Extracted entries Block Start

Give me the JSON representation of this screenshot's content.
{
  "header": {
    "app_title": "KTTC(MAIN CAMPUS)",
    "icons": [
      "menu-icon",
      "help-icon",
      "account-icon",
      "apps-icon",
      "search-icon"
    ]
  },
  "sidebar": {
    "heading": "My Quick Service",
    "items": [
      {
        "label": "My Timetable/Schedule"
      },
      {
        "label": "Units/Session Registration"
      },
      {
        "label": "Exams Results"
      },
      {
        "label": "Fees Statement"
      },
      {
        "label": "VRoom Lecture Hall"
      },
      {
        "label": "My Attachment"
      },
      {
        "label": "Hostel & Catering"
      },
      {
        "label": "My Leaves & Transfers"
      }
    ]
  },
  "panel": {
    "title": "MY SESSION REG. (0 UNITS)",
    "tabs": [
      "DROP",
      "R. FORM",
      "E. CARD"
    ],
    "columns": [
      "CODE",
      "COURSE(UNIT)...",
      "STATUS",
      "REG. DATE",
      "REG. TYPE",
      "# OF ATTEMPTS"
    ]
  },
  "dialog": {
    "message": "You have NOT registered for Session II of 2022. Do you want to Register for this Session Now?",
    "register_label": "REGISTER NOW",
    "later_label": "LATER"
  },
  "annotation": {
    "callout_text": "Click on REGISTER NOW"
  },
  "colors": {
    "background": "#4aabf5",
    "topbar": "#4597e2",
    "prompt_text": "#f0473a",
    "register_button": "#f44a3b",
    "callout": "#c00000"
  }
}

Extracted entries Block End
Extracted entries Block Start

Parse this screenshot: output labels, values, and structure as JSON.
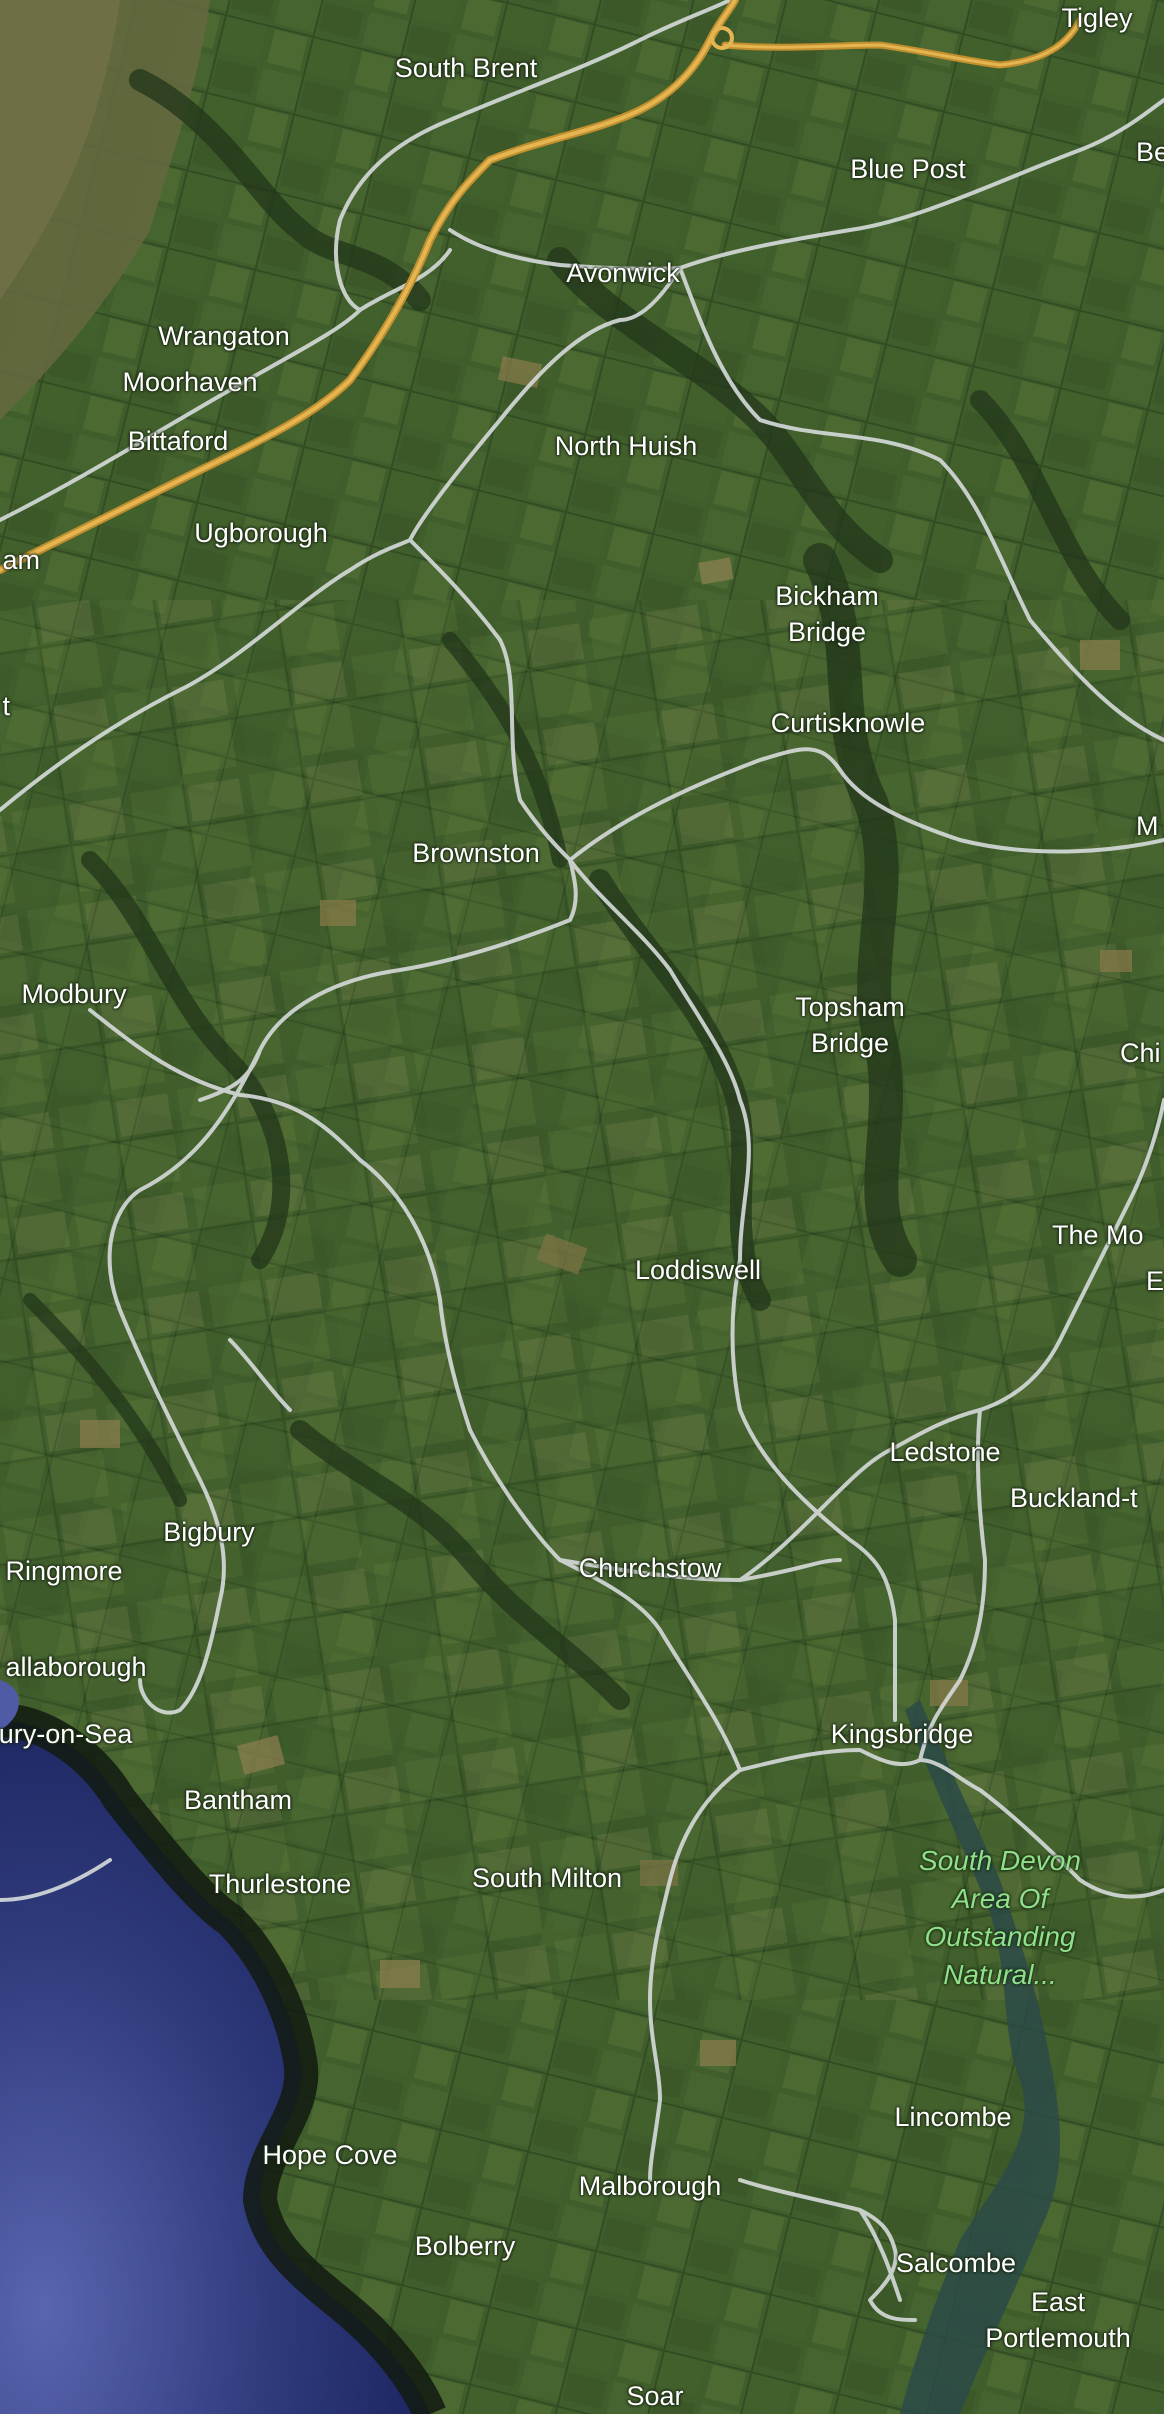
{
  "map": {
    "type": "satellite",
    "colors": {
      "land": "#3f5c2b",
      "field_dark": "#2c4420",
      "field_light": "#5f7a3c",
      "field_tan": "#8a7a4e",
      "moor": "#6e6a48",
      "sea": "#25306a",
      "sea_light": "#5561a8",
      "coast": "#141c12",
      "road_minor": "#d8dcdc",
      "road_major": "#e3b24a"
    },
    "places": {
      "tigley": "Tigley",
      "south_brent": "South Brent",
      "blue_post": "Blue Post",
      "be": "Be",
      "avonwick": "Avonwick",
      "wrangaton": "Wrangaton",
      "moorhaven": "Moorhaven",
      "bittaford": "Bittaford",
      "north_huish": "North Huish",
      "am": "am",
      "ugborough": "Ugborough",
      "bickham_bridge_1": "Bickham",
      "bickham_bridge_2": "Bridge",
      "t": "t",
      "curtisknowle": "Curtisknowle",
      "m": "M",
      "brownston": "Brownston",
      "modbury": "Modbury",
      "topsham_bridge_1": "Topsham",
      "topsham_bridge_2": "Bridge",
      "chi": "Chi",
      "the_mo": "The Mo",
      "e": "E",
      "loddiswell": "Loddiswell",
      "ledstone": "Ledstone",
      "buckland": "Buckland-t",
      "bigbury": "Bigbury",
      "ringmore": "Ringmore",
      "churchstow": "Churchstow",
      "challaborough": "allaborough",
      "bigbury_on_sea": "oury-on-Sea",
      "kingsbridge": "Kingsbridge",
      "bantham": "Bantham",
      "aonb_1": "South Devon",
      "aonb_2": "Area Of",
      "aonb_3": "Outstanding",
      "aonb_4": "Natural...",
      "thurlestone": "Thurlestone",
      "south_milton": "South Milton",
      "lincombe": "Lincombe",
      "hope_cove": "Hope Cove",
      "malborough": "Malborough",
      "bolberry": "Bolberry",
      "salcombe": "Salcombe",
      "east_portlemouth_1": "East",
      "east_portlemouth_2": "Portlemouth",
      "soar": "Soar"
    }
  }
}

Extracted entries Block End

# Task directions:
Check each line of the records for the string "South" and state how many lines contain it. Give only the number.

# Your solution:
3